Early voting begins Saturday for the November general election, with New Yorkers once again getting nine days to cast their ballots in races for governor, statewide office, the state Assembly, state Senate, and Congress, among others. They’ll also get to decide on several ballot questions.

The general election caps a busy year for voters, who had to go to the polls at least three times due to a clunky redistricting process that broke up the primaries.

Just what can you expect during nine days of early voting?
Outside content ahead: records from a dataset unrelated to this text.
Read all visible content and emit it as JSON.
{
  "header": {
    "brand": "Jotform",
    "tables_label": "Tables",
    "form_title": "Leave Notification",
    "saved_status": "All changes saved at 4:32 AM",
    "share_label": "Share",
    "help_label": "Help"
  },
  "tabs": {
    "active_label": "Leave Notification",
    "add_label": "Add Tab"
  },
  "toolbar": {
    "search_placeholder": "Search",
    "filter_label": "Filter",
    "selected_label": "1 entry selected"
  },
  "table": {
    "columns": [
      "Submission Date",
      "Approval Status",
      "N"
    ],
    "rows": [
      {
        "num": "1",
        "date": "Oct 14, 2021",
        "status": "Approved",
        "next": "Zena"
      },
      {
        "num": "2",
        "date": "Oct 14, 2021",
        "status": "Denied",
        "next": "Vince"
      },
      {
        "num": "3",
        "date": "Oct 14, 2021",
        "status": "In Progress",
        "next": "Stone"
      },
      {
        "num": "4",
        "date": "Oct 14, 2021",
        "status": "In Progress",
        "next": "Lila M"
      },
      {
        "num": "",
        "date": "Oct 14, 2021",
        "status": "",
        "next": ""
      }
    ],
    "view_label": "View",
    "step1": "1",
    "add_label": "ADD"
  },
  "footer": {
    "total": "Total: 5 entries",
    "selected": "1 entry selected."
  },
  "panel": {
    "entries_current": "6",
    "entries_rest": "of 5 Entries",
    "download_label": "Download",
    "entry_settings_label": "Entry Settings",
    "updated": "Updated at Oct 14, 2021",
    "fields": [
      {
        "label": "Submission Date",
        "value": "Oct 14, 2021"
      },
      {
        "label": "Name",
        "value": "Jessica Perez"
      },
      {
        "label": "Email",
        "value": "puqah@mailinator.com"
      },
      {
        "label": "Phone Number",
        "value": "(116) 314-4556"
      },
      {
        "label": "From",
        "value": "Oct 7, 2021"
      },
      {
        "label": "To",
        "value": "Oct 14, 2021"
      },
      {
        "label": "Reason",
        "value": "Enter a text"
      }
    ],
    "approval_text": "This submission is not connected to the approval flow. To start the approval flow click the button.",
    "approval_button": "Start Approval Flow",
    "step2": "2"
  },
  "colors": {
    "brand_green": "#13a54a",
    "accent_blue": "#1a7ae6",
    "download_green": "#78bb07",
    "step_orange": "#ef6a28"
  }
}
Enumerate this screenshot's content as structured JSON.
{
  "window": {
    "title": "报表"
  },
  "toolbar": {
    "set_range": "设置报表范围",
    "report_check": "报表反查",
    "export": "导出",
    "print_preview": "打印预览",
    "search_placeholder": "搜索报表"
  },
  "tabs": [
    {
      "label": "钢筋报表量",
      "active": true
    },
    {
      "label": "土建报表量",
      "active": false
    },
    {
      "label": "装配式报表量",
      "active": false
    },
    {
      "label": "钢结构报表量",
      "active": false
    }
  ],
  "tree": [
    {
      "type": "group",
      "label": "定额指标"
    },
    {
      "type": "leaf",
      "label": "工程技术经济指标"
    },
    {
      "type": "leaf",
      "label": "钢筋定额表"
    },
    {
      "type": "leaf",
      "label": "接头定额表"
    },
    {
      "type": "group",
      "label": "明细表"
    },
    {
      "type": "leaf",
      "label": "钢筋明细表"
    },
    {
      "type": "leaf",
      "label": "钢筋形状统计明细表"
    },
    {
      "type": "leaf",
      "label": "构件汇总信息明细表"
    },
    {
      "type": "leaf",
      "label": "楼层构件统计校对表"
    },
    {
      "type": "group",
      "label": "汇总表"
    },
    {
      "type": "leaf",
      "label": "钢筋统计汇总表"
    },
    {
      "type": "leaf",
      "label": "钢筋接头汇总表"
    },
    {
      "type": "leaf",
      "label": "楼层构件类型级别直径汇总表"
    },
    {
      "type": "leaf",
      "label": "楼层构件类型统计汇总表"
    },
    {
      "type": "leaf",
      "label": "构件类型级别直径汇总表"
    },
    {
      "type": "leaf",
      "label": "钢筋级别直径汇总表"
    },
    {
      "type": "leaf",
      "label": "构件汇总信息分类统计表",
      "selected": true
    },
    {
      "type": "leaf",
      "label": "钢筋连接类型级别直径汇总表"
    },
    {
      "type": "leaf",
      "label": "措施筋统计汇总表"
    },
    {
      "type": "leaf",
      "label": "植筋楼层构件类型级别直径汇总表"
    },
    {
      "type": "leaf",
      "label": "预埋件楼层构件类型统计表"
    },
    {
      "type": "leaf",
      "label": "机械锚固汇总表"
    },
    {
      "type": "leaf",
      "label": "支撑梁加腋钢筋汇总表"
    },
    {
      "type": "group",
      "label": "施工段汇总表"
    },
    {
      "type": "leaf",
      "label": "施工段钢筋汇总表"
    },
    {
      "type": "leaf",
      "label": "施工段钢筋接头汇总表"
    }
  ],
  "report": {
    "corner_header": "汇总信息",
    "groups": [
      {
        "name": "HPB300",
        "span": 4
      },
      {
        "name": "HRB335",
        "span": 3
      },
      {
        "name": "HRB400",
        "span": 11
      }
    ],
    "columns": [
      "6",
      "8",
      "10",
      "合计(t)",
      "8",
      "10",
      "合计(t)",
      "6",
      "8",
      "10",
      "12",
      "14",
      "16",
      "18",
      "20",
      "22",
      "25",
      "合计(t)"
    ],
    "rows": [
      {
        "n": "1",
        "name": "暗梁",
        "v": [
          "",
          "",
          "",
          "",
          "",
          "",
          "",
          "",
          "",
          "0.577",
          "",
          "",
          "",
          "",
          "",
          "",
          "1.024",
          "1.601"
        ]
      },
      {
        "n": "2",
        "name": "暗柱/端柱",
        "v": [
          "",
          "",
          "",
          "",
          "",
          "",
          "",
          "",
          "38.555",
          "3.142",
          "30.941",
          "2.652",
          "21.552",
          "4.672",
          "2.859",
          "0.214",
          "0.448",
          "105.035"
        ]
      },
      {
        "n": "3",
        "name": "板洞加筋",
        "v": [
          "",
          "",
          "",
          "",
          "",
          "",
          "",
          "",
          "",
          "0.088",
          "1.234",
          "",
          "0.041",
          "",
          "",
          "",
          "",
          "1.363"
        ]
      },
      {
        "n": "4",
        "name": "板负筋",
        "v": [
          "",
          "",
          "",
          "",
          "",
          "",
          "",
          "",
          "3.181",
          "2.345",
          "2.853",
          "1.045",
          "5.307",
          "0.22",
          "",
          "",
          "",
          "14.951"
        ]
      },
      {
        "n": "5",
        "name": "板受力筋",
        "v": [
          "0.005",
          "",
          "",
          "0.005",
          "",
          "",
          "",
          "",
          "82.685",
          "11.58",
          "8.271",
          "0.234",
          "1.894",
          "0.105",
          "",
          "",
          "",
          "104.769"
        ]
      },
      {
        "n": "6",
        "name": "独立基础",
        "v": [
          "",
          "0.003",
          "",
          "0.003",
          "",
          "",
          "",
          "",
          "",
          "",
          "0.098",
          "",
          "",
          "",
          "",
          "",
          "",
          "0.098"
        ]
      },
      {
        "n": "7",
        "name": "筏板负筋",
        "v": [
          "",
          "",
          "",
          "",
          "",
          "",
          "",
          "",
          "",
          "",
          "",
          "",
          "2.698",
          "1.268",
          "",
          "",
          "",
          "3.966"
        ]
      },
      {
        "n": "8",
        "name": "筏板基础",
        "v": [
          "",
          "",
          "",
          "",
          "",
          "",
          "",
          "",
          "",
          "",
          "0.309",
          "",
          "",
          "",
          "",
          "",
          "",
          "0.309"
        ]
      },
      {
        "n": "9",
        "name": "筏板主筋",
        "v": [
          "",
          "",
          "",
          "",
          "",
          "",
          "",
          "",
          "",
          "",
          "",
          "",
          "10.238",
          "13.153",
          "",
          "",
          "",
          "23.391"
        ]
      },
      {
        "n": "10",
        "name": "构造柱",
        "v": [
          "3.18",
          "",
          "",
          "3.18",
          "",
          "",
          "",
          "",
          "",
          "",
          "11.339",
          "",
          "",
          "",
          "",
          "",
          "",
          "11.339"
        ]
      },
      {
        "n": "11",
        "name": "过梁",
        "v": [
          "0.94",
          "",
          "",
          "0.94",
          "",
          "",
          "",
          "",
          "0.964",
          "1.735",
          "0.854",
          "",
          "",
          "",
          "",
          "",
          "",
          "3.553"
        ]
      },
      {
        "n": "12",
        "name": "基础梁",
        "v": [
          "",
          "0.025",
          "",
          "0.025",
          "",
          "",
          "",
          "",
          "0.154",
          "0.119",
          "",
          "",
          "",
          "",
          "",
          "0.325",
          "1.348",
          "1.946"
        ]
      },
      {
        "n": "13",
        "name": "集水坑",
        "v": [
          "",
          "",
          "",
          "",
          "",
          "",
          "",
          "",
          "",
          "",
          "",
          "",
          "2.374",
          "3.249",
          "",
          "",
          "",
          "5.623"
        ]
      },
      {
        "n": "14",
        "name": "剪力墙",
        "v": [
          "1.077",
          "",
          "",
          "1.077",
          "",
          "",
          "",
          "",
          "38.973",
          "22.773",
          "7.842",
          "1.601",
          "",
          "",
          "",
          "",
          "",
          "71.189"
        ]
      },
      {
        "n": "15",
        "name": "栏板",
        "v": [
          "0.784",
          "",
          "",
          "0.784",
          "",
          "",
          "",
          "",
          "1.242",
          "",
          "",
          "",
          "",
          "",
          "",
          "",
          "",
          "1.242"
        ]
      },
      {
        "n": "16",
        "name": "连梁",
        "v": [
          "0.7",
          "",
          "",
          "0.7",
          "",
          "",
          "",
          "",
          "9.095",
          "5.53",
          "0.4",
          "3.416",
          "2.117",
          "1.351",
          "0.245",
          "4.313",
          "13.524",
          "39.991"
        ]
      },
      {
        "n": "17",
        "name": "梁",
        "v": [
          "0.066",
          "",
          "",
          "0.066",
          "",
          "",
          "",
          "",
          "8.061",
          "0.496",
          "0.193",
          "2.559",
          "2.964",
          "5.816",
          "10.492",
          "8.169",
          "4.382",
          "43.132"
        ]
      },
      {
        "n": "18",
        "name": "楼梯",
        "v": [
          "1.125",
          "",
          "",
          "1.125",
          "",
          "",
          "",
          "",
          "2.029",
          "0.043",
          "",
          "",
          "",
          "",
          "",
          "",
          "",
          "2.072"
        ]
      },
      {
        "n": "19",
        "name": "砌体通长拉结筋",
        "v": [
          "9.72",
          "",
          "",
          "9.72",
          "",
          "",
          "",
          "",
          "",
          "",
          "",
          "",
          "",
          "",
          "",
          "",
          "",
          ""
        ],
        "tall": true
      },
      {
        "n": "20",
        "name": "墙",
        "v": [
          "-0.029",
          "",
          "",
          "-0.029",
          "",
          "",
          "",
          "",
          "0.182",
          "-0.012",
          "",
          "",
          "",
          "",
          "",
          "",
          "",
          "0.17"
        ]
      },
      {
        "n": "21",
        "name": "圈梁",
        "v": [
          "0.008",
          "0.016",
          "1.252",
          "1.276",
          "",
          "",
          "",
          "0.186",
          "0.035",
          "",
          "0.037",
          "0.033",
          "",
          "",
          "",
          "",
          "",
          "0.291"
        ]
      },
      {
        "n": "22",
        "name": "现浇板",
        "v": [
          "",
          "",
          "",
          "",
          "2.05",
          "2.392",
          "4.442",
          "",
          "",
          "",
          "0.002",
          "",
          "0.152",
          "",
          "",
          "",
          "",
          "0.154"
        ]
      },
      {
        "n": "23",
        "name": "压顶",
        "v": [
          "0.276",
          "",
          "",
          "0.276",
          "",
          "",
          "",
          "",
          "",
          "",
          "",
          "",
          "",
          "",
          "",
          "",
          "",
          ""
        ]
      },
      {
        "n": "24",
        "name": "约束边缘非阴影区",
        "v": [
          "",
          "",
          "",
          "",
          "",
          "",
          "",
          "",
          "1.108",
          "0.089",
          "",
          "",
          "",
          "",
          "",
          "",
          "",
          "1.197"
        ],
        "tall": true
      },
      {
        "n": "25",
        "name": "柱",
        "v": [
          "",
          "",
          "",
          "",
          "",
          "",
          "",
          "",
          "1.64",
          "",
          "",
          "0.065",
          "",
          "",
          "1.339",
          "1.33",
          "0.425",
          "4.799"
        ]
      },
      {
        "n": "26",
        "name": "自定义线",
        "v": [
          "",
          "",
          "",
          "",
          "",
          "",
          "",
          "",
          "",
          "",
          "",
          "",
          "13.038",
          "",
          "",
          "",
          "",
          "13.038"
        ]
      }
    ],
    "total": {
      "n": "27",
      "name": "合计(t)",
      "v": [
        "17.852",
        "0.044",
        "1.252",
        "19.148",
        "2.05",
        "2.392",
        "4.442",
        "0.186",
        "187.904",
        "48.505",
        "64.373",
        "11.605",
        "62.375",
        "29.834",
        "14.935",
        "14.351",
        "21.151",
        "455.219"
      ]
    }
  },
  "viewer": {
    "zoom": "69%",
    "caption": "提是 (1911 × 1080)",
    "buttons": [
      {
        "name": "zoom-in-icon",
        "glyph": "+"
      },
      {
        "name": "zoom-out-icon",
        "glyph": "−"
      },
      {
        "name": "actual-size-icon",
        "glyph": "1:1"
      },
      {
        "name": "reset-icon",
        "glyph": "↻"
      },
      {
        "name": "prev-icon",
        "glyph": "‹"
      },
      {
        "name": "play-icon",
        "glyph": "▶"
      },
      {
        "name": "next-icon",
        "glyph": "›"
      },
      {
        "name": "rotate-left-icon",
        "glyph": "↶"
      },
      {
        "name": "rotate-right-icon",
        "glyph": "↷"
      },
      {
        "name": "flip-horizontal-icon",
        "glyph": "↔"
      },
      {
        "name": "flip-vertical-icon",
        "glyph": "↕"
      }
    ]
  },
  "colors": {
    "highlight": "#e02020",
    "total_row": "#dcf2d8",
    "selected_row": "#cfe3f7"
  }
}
Here’s the rundown:

Early voting runs for nine days?

Yes, early voting begins Saturday and runs through Nov. 6, ending two days before Election Day. New Yorkers first took advantage of early voting in 2019 after state lawmakers passed a bill approving early voting in hopes of increasing voter turnout across the state.

How do I know where to vote?

The city Board of Elections website allows you to find your early voting site here. Because there are so few early voting sites (the city BOE has 140 sites open during early voting) compared to those open only on Election Day, your early voting site can be different from your general election poll site. Those living outside New York City can find where to vote by visiting the state BOE website here.

When do polls open during early voting?

Times for when polls open during the early voting period vary. According to the city BOE, the following dates and times are:

  • Oct. 29: 9 a.m. to 5 p.m.
  • Oct. 30: 9 a.m. to 5 p.m.
  • Oct. 31: 7 a.m. to 3 p.m.
  • Nov. 1: 10 a.m. to 8 p.m.
  • Nov. 2: 10 a.m. to 8 p.m.
  • Nov. 3: 10 a.m. to 6 p.m.
  • Nov. 4: 7 a.m. to 3 p.m.
  • Nov. 5: 9 a.m. to 5 p.m.
  • Nov. 6: 9 a.m. to 5 p.m.

What am I supposed to bring to the poll site?

So long as you’ve already registered to vote and haven't applied to vote absentee, you can just go to the registration table that lists your Assembly district and election district. New York City residents can find that information here.

If it’s your first time voting in New York City, you must bring your state-issued ID to your assigned polling place to ensure you can vote. If you don’t have an ID handy, you can still vote via an affidavit ballot, but you can’t scan it through the machine.

What contests will be on the ballot?

There are a number of races that New Yorkers can weigh in on in this general election. They include the races for governor and lieutenant governor, state comptroller, and state attorney general, as well as for the state Assembly, the U.S. Senate, and the state Senate (though some candidates are running unopposed). While those are the races that will appear statewide, there could be other races on your ballot, depending on where you live.

New York City residents will also get to vote on three ballot questions aimed at establishing a racial equity agenda. A full list of the questions can be found here. There’s also a question posed to New Yorkers on whether they would want the state to issue bonds to cover green infrastructure projects.

Check out a sample ballot here.

How can I get up to speed on the candidates?

Gothamist has closely tracked the race for governor, where incumbent Gov. Kathy Hochul is vying for a full term and to overcome a challenge by Republican Rep. Lee Zeldin.

This fact-checking article outlines some of the main themes throughout the race.

If there’s another race you’re interested in, NYC Votes has a neat guide that lets you get to know the candidates.

I’m going to be slammed during early voting, and I won’t be around on Election Day. Can I still apply for an absentee ballot?

Yes, but the deadline to apply for an absentee ballot online has passed. You can still go to your local BOE office (locations can be found here) to request an absentee ballot, but only until Nov. 7, the day before the general election. The city BOE's borough offices have extended their hours so you can get a ballot. Full hours can be found here.

Her are some reason the BOE can provide an absentee ballot: You won’t be in your home county, have a permanent illness or disability, are incarcerated for a crime that’s not deemed a felony, or don’t want to go to a poll site due to fears of catching an illness (that last one is now subject to a pending court case).

Your ballot must be filled out and postmarked no later than Nov. 8. You also have the option of dropping off an absentee ballot at a secure ballot box at a BOE office, an early voting or general election poll site so long as they're open.